PARIS — US General David Petraeus admitted Wednesday there was no option but to work on troubled relations with Pakistan, days after standing down from his job at the helm of coalition forces in Afghanistan.

Speaking in Paris on his way to his new job as CIA chief, the most celebrated military leader of his generation said Afghanistan's neighbour wanted to eliminate Al-Qaeda and Taliban militants but was struggling.

"They'll be the first to say that there are limits to how much they can do," said the man who headed the United States' longest-running war for the last year, with less territory controlled by militants today but civilian deaths up.

"They have a lot of short sticks in hornets nests right now and they have to consolidate some of those gains."

Petraeus said Pakistani anti-militant operations have been impressive but they "clearly need further effort to deal with some of the other elements, like the Qaeda network in North Waziristan and the Taliban in Baluchistan".

"This relationship is in a difficult stage," Petraeus said, blaming WikiLeaks revelations, the arrest of CIA agent Raymond Davis as well as the killing by US forces of Al-Qaeda kingpin Osama Bin Laden in Pakistan in May.

He said it was believable that Pakistani intelligence did not know that Bin Laden was hiding out in Abbottobad, home to much of the Pakistani military establishment, when he was killed there.

"It is credible to me that they did not know. We received no intelligence whatsoever to indicate that there was any awareness that he was there."

But while "we see the Bin Laden raid as an extraordinary success, intelligence together with military forces, Pakistan sees it as an affront to their national sovereignty, we've got to work our way through this".

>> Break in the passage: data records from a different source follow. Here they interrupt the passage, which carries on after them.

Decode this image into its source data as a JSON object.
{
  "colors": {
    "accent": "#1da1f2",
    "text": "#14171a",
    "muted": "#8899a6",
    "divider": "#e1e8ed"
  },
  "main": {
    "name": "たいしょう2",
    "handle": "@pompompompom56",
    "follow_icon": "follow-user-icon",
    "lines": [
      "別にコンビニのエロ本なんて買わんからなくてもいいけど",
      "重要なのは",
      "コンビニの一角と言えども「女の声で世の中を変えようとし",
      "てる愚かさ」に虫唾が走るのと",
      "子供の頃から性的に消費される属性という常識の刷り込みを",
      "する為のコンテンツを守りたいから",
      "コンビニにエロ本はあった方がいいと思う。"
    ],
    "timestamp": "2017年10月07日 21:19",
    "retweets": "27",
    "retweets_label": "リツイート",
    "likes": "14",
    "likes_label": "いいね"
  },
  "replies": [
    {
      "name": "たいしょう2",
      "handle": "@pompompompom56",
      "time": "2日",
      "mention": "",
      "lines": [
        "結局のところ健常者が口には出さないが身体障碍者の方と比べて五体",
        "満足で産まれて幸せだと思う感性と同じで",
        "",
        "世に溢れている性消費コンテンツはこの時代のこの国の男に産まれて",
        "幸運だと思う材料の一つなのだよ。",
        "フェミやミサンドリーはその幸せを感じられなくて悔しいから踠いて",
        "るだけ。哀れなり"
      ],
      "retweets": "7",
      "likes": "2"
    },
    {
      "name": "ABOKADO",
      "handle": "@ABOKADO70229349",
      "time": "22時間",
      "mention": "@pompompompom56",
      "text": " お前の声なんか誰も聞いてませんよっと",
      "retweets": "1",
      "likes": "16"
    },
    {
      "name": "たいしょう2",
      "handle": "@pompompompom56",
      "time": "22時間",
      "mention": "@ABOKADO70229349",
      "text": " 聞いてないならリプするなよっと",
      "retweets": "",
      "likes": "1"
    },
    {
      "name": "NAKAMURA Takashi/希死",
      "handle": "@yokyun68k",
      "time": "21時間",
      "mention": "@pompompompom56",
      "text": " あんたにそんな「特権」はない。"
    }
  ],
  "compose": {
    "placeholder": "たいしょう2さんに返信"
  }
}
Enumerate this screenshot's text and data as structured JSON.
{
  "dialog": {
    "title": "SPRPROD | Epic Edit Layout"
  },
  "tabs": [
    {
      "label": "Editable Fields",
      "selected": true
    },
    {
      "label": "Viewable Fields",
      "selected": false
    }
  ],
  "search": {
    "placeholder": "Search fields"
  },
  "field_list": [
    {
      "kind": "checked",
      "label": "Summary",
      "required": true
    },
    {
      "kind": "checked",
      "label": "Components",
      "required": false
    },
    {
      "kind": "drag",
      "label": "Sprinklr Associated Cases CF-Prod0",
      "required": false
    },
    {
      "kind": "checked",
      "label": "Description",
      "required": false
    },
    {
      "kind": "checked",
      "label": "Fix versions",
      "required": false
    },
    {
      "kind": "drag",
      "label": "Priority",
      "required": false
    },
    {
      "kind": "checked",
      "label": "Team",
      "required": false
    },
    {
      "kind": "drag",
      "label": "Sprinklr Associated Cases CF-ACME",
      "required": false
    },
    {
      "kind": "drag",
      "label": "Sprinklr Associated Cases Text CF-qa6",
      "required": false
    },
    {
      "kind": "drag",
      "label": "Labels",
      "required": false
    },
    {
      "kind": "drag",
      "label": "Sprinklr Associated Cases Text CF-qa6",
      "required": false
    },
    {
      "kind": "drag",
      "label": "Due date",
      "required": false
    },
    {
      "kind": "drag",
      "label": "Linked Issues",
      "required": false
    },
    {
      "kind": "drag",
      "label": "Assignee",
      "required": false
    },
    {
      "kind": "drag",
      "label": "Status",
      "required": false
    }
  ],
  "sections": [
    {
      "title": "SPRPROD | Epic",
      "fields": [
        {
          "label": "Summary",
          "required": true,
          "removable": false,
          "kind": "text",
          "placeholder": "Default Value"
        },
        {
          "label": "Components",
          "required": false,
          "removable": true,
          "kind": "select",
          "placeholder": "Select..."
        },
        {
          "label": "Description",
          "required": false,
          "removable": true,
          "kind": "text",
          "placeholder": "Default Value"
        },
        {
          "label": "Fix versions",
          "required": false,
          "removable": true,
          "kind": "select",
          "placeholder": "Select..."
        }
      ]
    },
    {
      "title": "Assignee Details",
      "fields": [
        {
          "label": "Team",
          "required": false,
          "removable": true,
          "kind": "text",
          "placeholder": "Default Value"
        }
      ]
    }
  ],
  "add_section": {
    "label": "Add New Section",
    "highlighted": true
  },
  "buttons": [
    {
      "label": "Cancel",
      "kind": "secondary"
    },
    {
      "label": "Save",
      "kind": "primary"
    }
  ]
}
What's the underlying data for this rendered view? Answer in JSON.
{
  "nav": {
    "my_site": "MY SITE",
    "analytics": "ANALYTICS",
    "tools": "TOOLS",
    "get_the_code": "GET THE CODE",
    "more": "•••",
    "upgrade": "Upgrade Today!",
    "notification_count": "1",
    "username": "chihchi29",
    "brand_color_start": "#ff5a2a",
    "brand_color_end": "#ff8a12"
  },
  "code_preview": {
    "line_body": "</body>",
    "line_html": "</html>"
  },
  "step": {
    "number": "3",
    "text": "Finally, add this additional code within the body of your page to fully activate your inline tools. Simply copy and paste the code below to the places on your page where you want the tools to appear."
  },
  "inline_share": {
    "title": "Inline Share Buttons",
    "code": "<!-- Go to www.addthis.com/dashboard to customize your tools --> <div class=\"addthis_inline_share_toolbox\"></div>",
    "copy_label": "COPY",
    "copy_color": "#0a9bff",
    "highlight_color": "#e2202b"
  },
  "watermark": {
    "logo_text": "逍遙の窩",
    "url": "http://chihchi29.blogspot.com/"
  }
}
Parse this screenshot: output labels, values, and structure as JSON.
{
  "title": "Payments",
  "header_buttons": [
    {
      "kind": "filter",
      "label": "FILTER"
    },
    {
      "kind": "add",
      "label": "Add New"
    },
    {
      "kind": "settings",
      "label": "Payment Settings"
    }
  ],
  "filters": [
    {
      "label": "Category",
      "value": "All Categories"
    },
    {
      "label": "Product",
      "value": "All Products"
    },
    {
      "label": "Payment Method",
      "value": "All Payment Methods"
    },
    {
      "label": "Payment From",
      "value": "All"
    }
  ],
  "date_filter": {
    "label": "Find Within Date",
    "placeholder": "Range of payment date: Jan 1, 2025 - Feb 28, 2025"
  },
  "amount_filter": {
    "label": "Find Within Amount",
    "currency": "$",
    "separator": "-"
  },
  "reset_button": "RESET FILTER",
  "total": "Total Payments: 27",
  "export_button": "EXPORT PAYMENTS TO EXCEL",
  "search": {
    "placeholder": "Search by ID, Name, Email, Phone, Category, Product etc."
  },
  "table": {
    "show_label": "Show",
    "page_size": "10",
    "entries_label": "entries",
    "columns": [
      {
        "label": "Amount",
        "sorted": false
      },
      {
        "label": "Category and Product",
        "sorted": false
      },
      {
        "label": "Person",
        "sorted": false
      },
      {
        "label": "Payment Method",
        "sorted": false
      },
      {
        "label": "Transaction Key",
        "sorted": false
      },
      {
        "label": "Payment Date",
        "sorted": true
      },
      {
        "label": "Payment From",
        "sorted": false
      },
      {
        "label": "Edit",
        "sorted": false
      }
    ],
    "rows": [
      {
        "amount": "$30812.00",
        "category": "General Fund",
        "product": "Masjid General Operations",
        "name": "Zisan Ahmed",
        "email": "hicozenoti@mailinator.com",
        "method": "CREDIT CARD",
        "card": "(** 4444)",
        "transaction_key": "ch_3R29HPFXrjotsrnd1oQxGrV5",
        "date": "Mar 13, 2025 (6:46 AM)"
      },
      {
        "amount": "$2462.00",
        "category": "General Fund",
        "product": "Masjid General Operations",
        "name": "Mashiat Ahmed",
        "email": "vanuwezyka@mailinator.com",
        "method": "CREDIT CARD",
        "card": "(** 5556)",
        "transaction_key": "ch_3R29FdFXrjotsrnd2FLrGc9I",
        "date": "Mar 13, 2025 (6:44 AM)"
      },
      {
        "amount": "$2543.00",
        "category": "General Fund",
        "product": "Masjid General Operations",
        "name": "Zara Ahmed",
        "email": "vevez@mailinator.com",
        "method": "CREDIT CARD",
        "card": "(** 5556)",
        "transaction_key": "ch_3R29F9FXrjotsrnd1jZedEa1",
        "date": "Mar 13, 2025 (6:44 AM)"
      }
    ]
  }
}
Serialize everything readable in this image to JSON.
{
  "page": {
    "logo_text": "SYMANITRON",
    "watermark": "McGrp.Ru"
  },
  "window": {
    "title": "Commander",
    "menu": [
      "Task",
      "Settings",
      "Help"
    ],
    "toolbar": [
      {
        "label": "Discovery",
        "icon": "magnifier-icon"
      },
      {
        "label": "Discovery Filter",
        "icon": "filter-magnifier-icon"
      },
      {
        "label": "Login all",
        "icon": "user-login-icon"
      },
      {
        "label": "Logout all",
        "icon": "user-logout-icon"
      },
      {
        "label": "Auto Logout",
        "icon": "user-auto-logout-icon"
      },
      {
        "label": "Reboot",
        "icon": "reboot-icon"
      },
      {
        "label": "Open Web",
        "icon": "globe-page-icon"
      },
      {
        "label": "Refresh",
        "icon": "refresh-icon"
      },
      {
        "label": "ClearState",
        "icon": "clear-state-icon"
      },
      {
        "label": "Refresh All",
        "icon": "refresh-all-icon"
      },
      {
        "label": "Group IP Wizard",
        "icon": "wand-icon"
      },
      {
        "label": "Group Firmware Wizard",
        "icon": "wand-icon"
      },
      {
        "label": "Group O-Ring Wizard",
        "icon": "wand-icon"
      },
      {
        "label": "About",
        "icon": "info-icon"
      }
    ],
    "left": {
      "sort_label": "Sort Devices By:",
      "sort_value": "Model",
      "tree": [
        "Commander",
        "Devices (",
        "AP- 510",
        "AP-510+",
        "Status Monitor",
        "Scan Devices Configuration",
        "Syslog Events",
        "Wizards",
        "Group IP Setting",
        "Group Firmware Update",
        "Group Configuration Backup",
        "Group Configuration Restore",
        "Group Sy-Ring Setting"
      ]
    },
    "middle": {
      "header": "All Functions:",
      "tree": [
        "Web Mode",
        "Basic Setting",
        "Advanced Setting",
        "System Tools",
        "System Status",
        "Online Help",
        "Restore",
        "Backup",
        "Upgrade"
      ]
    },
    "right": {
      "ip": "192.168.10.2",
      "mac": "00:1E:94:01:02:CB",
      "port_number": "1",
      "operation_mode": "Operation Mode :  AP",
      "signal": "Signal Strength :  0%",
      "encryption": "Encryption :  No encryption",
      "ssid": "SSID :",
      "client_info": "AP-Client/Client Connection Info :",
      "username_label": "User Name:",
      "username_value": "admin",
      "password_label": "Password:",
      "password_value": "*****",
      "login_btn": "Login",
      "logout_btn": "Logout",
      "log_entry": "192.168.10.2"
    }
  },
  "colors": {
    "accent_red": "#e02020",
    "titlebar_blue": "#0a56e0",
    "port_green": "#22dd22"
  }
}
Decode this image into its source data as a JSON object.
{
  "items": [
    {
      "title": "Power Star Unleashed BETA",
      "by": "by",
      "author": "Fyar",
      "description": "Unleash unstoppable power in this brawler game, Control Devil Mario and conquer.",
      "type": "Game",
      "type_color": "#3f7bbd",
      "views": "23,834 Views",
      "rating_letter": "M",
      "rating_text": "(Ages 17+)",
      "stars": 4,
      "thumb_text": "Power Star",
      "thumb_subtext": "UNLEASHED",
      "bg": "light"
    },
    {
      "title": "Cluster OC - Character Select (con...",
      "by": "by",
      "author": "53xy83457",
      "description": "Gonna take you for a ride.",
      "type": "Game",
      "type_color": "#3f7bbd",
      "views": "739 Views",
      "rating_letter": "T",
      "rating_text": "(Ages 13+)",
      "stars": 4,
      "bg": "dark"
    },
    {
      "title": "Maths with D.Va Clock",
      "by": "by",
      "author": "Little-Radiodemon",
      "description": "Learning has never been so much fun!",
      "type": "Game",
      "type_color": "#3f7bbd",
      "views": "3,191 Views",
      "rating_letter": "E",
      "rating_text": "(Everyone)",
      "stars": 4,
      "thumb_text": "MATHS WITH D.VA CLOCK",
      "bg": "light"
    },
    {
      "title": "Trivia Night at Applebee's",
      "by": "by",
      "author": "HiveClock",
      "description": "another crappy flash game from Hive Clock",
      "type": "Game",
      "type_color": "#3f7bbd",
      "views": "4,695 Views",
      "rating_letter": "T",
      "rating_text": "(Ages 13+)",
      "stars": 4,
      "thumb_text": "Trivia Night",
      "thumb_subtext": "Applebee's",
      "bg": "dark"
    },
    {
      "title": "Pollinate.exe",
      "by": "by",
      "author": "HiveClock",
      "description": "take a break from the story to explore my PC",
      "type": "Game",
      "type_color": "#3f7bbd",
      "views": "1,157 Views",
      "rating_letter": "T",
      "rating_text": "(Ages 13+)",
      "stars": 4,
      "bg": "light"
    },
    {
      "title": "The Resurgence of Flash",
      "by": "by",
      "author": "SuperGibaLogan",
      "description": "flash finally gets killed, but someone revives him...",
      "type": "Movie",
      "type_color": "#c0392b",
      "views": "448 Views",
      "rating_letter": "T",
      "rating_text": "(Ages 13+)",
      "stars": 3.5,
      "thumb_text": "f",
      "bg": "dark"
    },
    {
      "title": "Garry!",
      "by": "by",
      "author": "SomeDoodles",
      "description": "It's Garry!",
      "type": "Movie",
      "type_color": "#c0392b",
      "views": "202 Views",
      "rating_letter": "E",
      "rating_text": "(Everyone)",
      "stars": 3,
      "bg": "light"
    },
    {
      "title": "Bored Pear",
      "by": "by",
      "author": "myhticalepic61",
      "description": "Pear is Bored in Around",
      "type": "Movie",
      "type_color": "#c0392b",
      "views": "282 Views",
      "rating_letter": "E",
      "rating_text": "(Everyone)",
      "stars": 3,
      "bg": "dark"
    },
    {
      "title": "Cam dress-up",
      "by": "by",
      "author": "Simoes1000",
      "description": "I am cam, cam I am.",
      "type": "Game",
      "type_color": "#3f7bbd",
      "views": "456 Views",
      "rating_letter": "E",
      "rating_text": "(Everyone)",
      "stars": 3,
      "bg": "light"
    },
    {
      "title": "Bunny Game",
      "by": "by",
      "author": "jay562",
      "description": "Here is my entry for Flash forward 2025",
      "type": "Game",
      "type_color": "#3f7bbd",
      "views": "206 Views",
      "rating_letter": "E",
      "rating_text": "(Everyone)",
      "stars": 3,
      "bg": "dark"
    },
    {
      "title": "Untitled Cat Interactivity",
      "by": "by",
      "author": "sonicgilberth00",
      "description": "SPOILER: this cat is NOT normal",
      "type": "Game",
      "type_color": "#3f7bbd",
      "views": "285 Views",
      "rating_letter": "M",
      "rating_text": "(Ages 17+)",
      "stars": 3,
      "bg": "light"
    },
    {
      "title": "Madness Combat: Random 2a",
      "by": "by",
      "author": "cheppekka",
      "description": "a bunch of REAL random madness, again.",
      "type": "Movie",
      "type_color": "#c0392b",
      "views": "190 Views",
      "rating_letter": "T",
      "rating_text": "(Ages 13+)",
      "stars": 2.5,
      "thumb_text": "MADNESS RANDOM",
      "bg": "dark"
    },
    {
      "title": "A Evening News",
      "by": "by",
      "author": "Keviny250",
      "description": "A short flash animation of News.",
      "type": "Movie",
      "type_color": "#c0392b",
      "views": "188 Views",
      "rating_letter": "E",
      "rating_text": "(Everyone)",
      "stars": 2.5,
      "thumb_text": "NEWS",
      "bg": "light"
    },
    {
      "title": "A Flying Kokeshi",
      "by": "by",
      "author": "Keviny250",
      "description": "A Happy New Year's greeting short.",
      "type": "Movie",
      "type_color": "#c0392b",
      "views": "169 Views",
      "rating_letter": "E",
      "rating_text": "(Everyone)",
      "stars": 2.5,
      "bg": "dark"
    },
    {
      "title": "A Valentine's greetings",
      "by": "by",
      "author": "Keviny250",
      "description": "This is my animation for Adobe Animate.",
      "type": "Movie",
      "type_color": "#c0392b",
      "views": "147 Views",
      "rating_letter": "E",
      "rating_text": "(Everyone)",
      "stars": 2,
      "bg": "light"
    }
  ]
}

"We know what happens when we walk away from Pakistan and Afghanistan, we've literally seen the movie before, it's called 'Charlie Wilson's War' (about covert US support for anti-Soviet Afghan fighters) and indeed that is not in my view a good option.

"However difficult the relationship may be it's one we need to continue to work, it's one where we need to recognise what our Pakistani partners have done, they've sacrificed several thousand soldiers and police and their civilians have suffered substantial levels of violence."

Petraeus oversaw a surge of tens of thousands of troops into Afghanistan in a last-ditch bid to reverse a nearly 10-year Taliban insurgency and repeat the success of a similar surge he masterminded in Iraq.

But with Taliban leaders not currently wanting to join the political process in Afghanistan, Petraeus said US and Afghan authorities should work on what he said was militants' creeping dissatisfaction with their commanders.

"In Iraq what we achieved was the reintegration of reconcilable elements, if you can get 20,000 reintegrees, the senior leaders become immaterial."

He accused senior Taliban commanders of "leading from luxury" by issuing orders from Pakistan to fight in Afghanistan and that footsoldiers were unhappy with his.

"Those who are doing the fighting are gradually catching on to this, there is a degree of gradually growing resentment that the senior leaders never set foot in Afghanistan rather they send the mid-level leaders and fighters in."

"If we take them away and reintegrate them you will have achieved something very significant and that could help the process considerably."

Despite wanting to improve relations with Pakistan, Petraeus is likely in his new job as CIA chief, which he starts in September, to escalate the United States' covert drone war against militants in Pakistan.

He said that ideally when dealing with nations where militants are hiding out you provide intelligence, alternatively you help their ability to deal with it themselves and then you "help them by actually doing it ourselves".